Broadband capacity in Portugal and Spain grew by 25% over the past five years, and is set to grow further with new intercontinental cables, according to a new study.
The report “The Interconnection Map of Southern Europe” analyzes the impact of the expansion of data centers and the growing presence of cloud providers, as well as the importance of new submarine cables and interchange points for the transformation of the Iberian Peninsula into a strategic interconnection ecosystem.
The study, commissioned by DE-CIX, EllaLink and Interxion to TeleGeography, details that data centers stand as a good example of significant investment in the connectivity sector over the past five years in southern Europe. The number of data centers in major metropolitan areas in southern Europe has grown by 19% since 2016, surpassing 56 by 2020.
The study reveals that peering in Europe has been changing drastically in the last five years, with the number of local exchanges increasing 47% since 2016 in Southern Europe.
The data also show an increase in demand for cloud-based network ecosystems, which allow for greater connectivity with southern European markets. In 2016, none of the large cloud providers had implemented so-called cloud regions in the south of the European continent. In 2020 there were already two, and in the next two years it is expected that there will be at least eight.

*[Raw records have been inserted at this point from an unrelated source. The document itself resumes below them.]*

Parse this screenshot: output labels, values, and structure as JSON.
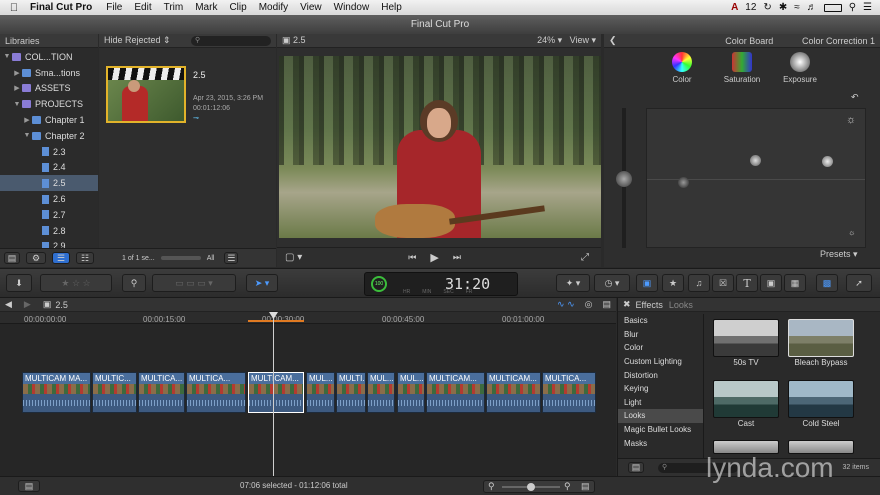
{
  "menubar": {
    "app_name": "Final Cut Pro",
    "items": [
      "File",
      "Edit",
      "Trim",
      "Mark",
      "Clip",
      "Modify",
      "View",
      "Window",
      "Help"
    ],
    "badge": "12"
  },
  "window": {
    "title": "Final Cut Pro"
  },
  "libraries": {
    "header": "Libraries",
    "items": [
      {
        "label": "COL...TION",
        "indent": 0,
        "kind": "library",
        "expanded": true
      },
      {
        "label": "Sma...tions",
        "indent": 1,
        "kind": "folder",
        "expanded": false
      },
      {
        "label": "ASSETS",
        "indent": 1,
        "kind": "event",
        "expanded": false
      },
      {
        "label": "PROJECTS",
        "indent": 1,
        "kind": "event",
        "expanded": true
      },
      {
        "label": "Chapter 1",
        "indent": 2,
        "kind": "folder",
        "expanded": false
      },
      {
        "label": "Chapter 2",
        "indent": 2,
        "kind": "folder",
        "expanded": true
      },
      {
        "label": "2.3",
        "indent": 3,
        "kind": "project"
      },
      {
        "label": "2.4",
        "indent": 3,
        "kind": "project"
      },
      {
        "label": "2.5",
        "indent": 3,
        "kind": "project",
        "selected": true
      },
      {
        "label": "2.6",
        "indent": 3,
        "kind": "project"
      },
      {
        "label": "2.7",
        "indent": 3,
        "kind": "project"
      },
      {
        "label": "2.8",
        "indent": 3,
        "kind": "project"
      },
      {
        "label": "2.9",
        "indent": 3,
        "kind": "project"
      }
    ]
  },
  "browser": {
    "filter": "Hide Rejected",
    "clip_name": "2.5",
    "clip_date": "Apr 23, 2015, 3:26 PM",
    "clip_duration": "00:01:12:06",
    "selection_info": "1 of 1 se...",
    "all_label": "All"
  },
  "viewer": {
    "title": "2.5",
    "zoom": "24%",
    "view_label": "View"
  },
  "color_board": {
    "title": "Color Board",
    "correction": "Color Correction 1",
    "tabs": [
      "Color",
      "Saturation",
      "Exposure"
    ],
    "presets": "Presets"
  },
  "timecode": {
    "display": "31:20",
    "prefix": "100",
    "units": [
      "HR",
      "MIN",
      "SEC",
      "FR"
    ]
  },
  "timeline": {
    "project_name": "2.5",
    "ruler": [
      "00:00:00:00",
      "00:00:15:00",
      "00:00:30:00",
      "00:00:45:00",
      "00:01:00:00"
    ],
    "clips": [
      "MULTICAM MA...",
      "MULTIC...",
      "MULTICA...",
      "MULTICA...",
      "MULTICAM...",
      "MUL...",
      "MULTI...",
      "MUL...",
      "MUL...",
      "MULTICAM...",
      "MULTICAM...",
      "MULTICA..."
    ],
    "status": "07:06 selected - 01:12:06 total"
  },
  "effects": {
    "title": "Effects",
    "subtitle": "Looks",
    "categories": [
      "Basics",
      "Blur",
      "Color",
      "Custom Lighting",
      "Distortion",
      "Keying",
      "Light",
      "Looks",
      "Magic Bullet Looks",
      "Masks"
    ],
    "selected_category": "Looks",
    "looks": [
      "50s TV",
      "Bleach Bypass",
      "Cast",
      "Cold Steel"
    ],
    "count": "32 items"
  },
  "watermark": "lynda.com"
}
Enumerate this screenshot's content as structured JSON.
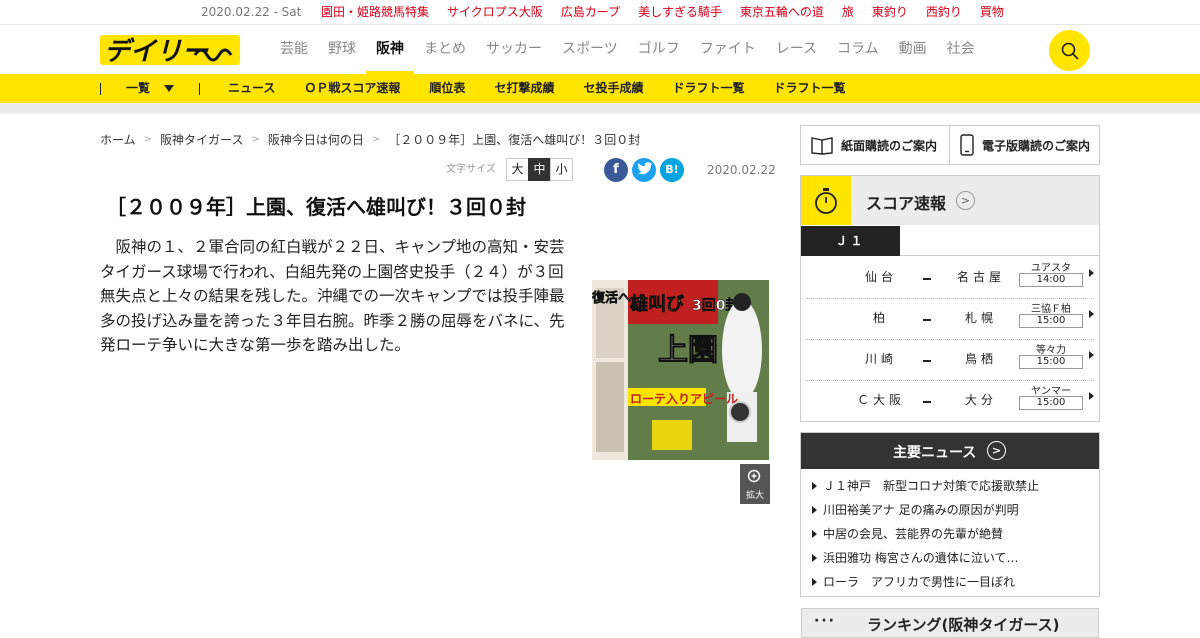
{
  "topbar": {
    "date": "2020.02.22 - Sat",
    "links": [
      "園田・姫路競馬特集",
      "サイクロプス大阪",
      "広島カープ",
      "美しすぎる騎手",
      "東京五輪への道",
      "旅",
      "東釣り",
      "西釣り",
      "買物"
    ]
  },
  "header": {
    "logo_text": "デイリー",
    "nav": [
      "芸能",
      "野球",
      "阪神",
      "まとめ",
      "サッカー",
      "スポーツ",
      "ゴルフ",
      "ファイト",
      "レース",
      "コラム",
      "動画",
      "社会"
    ],
    "active_nav": "阪神"
  },
  "subnav": {
    "list_label": "一覧",
    "items": [
      "ニュース",
      "ＯＰ戦スコア速報",
      "順位表",
      "セ打撃成績",
      "セ投手成績",
      "ドラフト一覧",
      "ドラフト一覧"
    ]
  },
  "breadcrumb": [
    "ホーム",
    "阪神タイガース",
    "阪神今日は何の日",
    "［２００９年］上園、復活へ雄叫び！３回０封"
  ],
  "article": {
    "font_size_label": "文字サイズ",
    "font_sizes": [
      "大",
      "中",
      "小"
    ],
    "selected_font_size": "中",
    "date": "2020.02.22",
    "title": "［２００９年］上園、復活へ雄叫び！３回０封",
    "body": "阪神の１、２軍合同の紅白戦が２２日、キャンプ地の高知・安芸タイガース球場で行われ、白組先発の上園啓史投手（２４）が３回無失点と上々の結果を残した。沖縄での一次キャンプでは投手陣最多の投げ込み量を誇った３年目右腕。昨季２勝の屈辱をバネに、先発ローテ争いに大きな第一歩を踏み出した。",
    "zoom_label": "拡大",
    "share": {
      "facebook": "f",
      "twitter": "t",
      "hatena": "B!"
    },
    "photo_caption_texts": [
      "復活へ",
      "雄叫び",
      "3回0封",
      "上園",
      "ローテ入りアピール"
    ]
  },
  "sidebar": {
    "paper_sub": "紙面購読のご案内",
    "digital_sub": "電子版購読のご案内",
    "score_title": "スコア速報",
    "league_tab": "Ｊ１",
    "matches": [
      {
        "home": "仙台",
        "away": "名古屋",
        "venue": "ユアスタ",
        "time": "14:00"
      },
      {
        "home": "柏",
        "away": "札幌",
        "venue": "三協Ｆ柏",
        "time": "15:00"
      },
      {
        "home": "川崎",
        "away": "鳥栖",
        "venue": "等々力",
        "time": "15:00"
      },
      {
        "home": "Ｃ大阪",
        "away": "大分",
        "venue": "ヤンマー",
        "time": "15:00"
      }
    ],
    "news_title": "主要ニュース",
    "news": [
      "Ｊ１神戸　新型コロナ対策で応援歌禁止",
      "川田裕美アナ 足の痛みの原因が判明",
      "中居の会見、芸能界の先輩が絶賛",
      "浜田雅功 梅宮さんの遺体に泣いて…",
      "ローラ　アフリカで男性に一目ぼれ"
    ],
    "ranking_title": "ランキング(阪神タイガース)"
  },
  "colors": {
    "yellow": "#ffe400",
    "red": "#d7001a",
    "dark": "#333333"
  }
}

Currently, Southern Europe has connections through 45 submarine cables, 10 of which are connected to Spain and 9 to Portugal: a number that could increase with the six cables in the process of being implemented. Half of which will reach the Iberian Peninsula: Grace Hopper, the submarine cable announced by Google last year, to Bilbao, 2Africa to Barcelona and Lisbon (pictured above), and Equiano to Lisbon.